Who is at risk?

From Michele Belot:

The key role of essential workers in stopping the spread of the virus

While we are all becoming accustomed with recommendations to washing our hands regularly and to practicing social distancing, there is a concern that the virus can still spread widely through a minority of people who are in contact with a large number of members of the public and/or who handle goods that are passed on to others. Even if most of us comply with social distancing measures, the virus can continue to spread easily through a minority of people.

O*net, a US-based platform classifying professional occupations has developed a measure of the degree of exposure to diseases and infections. Of course, most of these professions are in the medical sector, where protective practices are already common.

There are however several other professions outside the medical sector that are likely to remain considered essential throughout the pandemic but where protective practices are less common and rigorous. Examples include:

  • Retail salespersons, concierges, restaurant staff, and cashiers.
  • Couriers and messengers
  • Home health aides
  • Workers involved in the preparation of deliveries of goods
  • Bank and post office receptionists
  • Plumbers, handymen
  • Police

It is imperative that those in these professions follow the WHO and professional guidelines, including wearing a protective mask, washing hands regularly, and between every interaction with members of the public. Wearing gloves without disinfecting them between interactions may protect the worker but will contribute to spread the virus to members of the public.

Cheap and effective interventions

From Jan Kulveit: important, functional and cheap interventions.

  • Compulsory wearing of masks: Unfortunately the debate about masks was led completely astray by discussion about whether they are effective as protection of the wearer, and by the attempts of many governments to prevent hoarding by spreading the idea that masks are not effective as personal protection. However, the main benefit of everyone wearing masks is completely different: the mask limits the transmission from infected individuals. What’s crucial this works even in the pre-symptomatic period, and for asymptomatic individuals. So the wearer mainly provides a public good. Additional benefits are in encouraging behavioral changes. Masks remind everyone of the need for distancing. They are also great for signalling: people who are not taking the situation seriously don’t wear masks, or don’t wear them properly, and make it easy for everyone avoid close proximity with them. For how to get 10M people wear a mask in 2-3 days by promoting DIY efforts read here.
  • Scalable contact tracing solution based on use of telecommunications data: Here is how it works. Anyone infected is interviewed by an operator to track their past contacts. The operator is using our Memory Map, which includes telco data, banking data, phone location history and other sources to help the patient remember their whereabouts and contacts. All with user’s consent and within GDPR. New suspected cases are then invited by SMS to be tested. We are already extending this further to more data sources, mobile apps etc. The system was launched here in Czechia in one week including the necessary emergency legislation and the setup of the call centre. It is packaged and can be rolled out to other countries.

Both of these interventions are very cheap and effective.

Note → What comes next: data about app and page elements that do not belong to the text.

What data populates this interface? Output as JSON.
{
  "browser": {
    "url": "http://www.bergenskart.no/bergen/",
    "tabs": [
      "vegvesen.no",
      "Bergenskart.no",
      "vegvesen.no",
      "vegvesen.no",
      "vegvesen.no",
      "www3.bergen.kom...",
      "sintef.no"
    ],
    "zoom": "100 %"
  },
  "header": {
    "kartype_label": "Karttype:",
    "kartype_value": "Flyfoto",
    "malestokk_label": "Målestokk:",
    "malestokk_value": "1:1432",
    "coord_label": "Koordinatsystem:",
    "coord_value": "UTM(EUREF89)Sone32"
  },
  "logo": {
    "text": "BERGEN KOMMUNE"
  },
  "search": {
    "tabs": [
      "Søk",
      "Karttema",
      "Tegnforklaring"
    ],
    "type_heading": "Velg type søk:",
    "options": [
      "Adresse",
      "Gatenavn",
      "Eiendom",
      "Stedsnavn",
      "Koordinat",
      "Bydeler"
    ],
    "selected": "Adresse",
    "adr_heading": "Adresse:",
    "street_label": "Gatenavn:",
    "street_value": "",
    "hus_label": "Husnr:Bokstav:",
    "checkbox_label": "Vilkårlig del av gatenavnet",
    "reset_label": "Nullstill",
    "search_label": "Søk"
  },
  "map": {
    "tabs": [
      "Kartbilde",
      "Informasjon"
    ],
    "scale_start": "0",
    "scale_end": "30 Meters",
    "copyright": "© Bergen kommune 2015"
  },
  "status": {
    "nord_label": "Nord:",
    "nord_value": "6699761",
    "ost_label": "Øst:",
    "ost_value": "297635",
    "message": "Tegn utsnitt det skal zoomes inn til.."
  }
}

They have been effectively used in several Asian countries. Outside of Asia the only place implementing them I’m aware of is Czechia and Israel, and possibly Slovakia.

A user guide of Covid-19

Andrea Galeotti and Paolo Surico and I felt the need to learn some tools to process this information and to understand and rationalise current health and economic policies. We created a narrative to highlight different trade-offs which are part of: a) every health policy that attempts to flatten the contagion curve of Covid-19, and b) every economic policy that attempts to flatten the ‘recession curve’ caused by Covid-19. We have developed, to share with you, A user guide of Covid-19. It consists of a short introduction and four mini-lectures (each with slides and a video):

• A user guide of Covid-19: introduction. [Video

• A user guide of Covid-19: part I: gathering facts. [VideoSlides

Reporting the facts that are available to us all, in a way that is concise, precise and accessible to a large audience.

• A user guide of Covid-19: part II: epidemiology for dummies. [VideoSlides]

Explaining, in simple but precise terms, the epidemiology models that are guiding governmental health policies. Discussing trade-offs in health policies that implement different degrees of social distancing.

• A user guide of Covid-19: part III: economics for dummies. [VideoSlides]

Explaining, in simple but precise terms, the economic mechanisms behind the new economic crisis due to Covid-19.

• A user guide of Covid-19: part IV: policy options. [VideoSlides]

Discussing health and economic policy options in view of the current situation.

A file containing a comprehensive set of teaching slides is here: Lecture of Covid-19. This is a rapidly evolving situation, so we are updating the lecture slides (almost) daily.